But in the real world, where Republicans are trucks and Democrats are cars, there is no middle ground. I am forced by closed minds to choose one or the other. More than that, I must only see the positive of my choice and view the other option as completely wrong.
In today’s political and social world, there can be only one side. Compromise is a pipe dream, because to do so would be to acknowledge that there may be merits to an opposing view. But I think seeing the world as black and white, with only one side having the answers, limits what we can do.
In my opinion, the world is full of middle grounds. There are so many opinions I have that are to liberal for the conservatives and too conservative for the liberals:
- Women should do everything possible to avoid an abortion, but the choice to have one should always remain theirs.
- It’s possible to be politically aware without being politically correct.
- I can make decisions from the heart without being a bleeding heart.
- I can be spiritual without being religious.
- I think families with a father and a mother are great, but not automatically better than non-traditional families.
- Gay men and women can serve honorably in the military, not because they are gay but because they, too, are proud Americans.
- Providing drug treatment and counseling to addicts is far better than throwing them back on the streets without help.
Well, that’s enough examples. My point is simple. I believe that holding complex views is a sign of intelligence, compassion, and wisdom. Other people believe it is a weakness, an inability to make a decision.

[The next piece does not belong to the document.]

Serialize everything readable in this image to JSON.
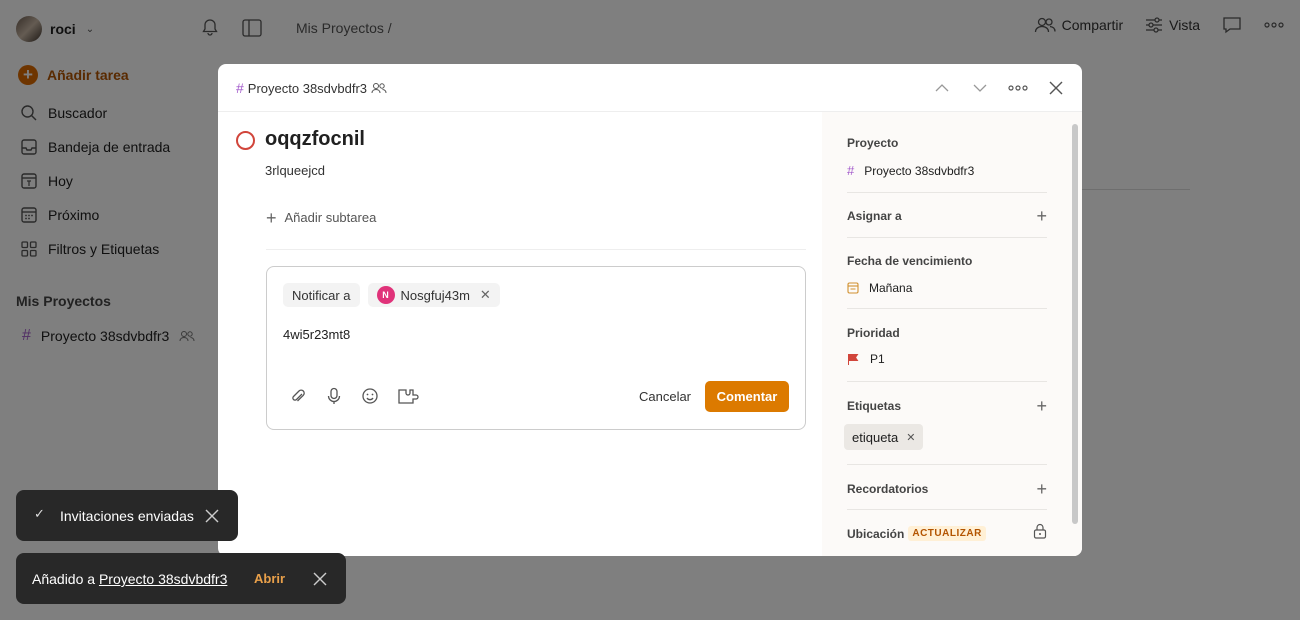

The bottom line here is that I think, in the current political climate, that we are expected to support every decision and statement made by those who share our party label and disagree with everything from the other side. Democrats must act as if every Republican idea is stupid and dangerous, and Republicans must act as if every Democratic action is morally wrong and weak.
Can it really be true that one side is 100% correct? Anyone else have an opinion?